Make a tally of the lines in the records that include the string "gift", and give only that number.

Recorded information:
══════

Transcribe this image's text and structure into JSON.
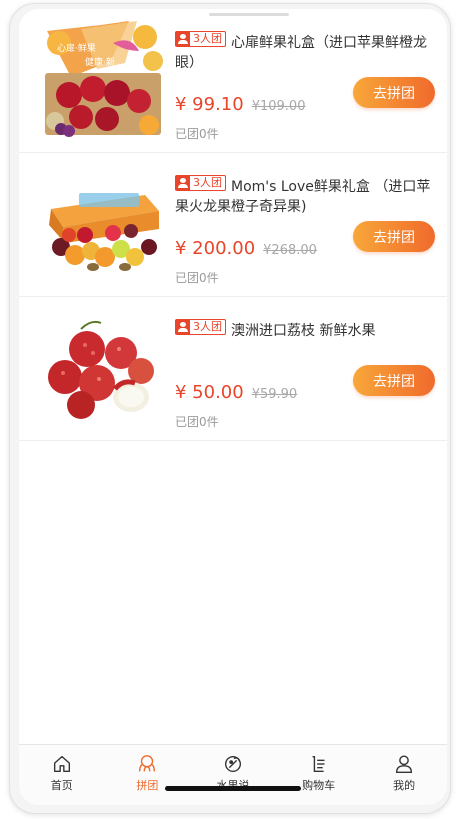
{
  "products": [
    {
      "tag": "3人团",
      "title": "心扉鲜果礼盒（进口苹果鲜橙龙眼）",
      "price": "¥ 99.10",
      "original_price": "¥109.00",
      "sold": "已团0件",
      "button": "去拼团",
      "image": "fruit-gift-box-apples-oranges"
    },
    {
      "tag": "3人团",
      "title": "Mom's Love鲜果礼盒 （进口苹果火龙果橙子奇异果)",
      "price": "¥ 200.00",
      "original_price": "¥268.00",
      "sold": "已团0件",
      "button": "去拼团",
      "image": "fruit-gift-box-mixed"
    },
    {
      "tag": "3人团",
      "title": "澳洲进口荔枝 新鲜水果",
      "price": "¥ 50.00",
      "original_price": "¥59.90",
      "sold": "已团0件",
      "button": "去拼团",
      "image": "lychee"
    }
  ],
  "tabbar": [
    {
      "label": "首页",
      "icon": "home-icon",
      "active": false
    },
    {
      "label": "拼团",
      "icon": "group-buy-icon",
      "active": true
    },
    {
      "label": "水果说",
      "icon": "fruit-talk-icon",
      "active": false
    },
    {
      "label": "购物车",
      "icon": "cart-icon",
      "active": false
    },
    {
      "label": "我的",
      "icon": "profile-icon",
      "active": false
    }
  ],
  "colors": {
    "accent": "#e8452a",
    "button_start": "#f8a73a",
    "button_end": "#f06a2c"
  }
}
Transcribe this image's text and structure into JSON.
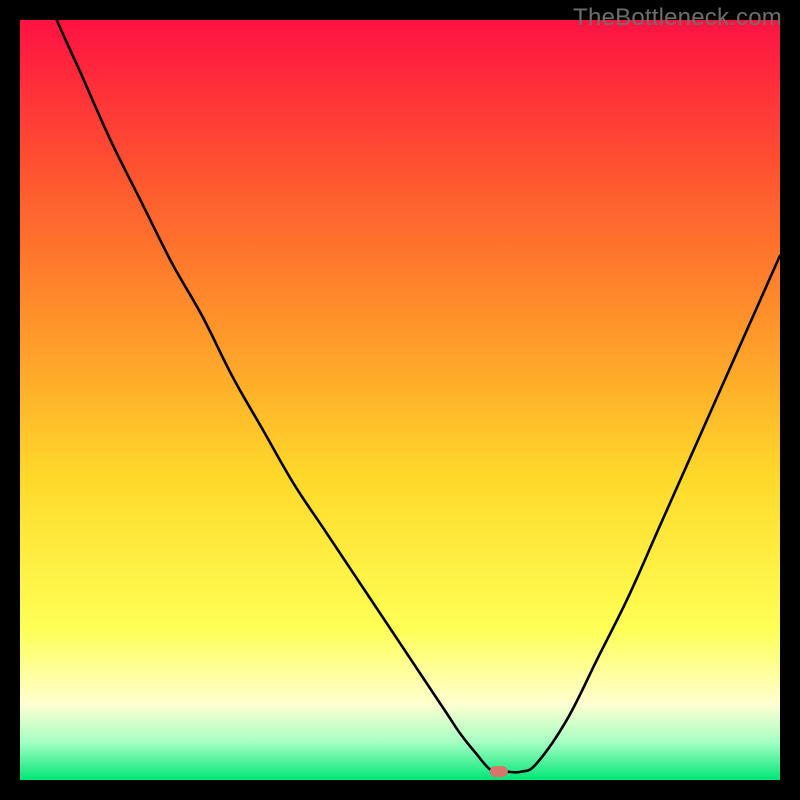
{
  "watermark": "TheBottleneck.com",
  "colors": {
    "gradient_top": "#ff1242",
    "gradient_mid_upper": "#ff8a2a",
    "gradient_mid": "#ffd92a",
    "gradient_lower": "#ffff55",
    "gradient_cream": "#ffffd0",
    "gradient_mint": "#a6ffc4",
    "gradient_green": "#00e676",
    "curve": "#000000",
    "marker": "#d6756a",
    "frame": "#000000"
  },
  "chart_data": {
    "type": "line",
    "title": "",
    "xlabel": "",
    "ylabel": "",
    "xlim": [
      0,
      100
    ],
    "ylim": [
      0,
      100
    ],
    "grid": false,
    "legend": false,
    "marker": {
      "x": 63,
      "y": 1.1,
      "label": ""
    },
    "series": [
      {
        "name": "bottleneck-curve",
        "x": [
          0,
          4,
          8,
          12,
          16,
          20,
          24,
          28,
          32,
          36,
          40,
          44,
          48,
          52,
          56,
          58,
          60,
          62,
          64,
          66,
          68,
          72,
          76,
          80,
          84,
          88,
          92,
          96,
          100
        ],
        "y": [
          113,
          102,
          93,
          84,
          76,
          68,
          61,
          53,
          46,
          39,
          33,
          27,
          21,
          15,
          9,
          6,
          3.5,
          1.3,
          1.1,
          1.1,
          2.2,
          8,
          16,
          24,
          33,
          42,
          51,
          60,
          69
        ]
      }
    ]
  }
}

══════

Written response: 2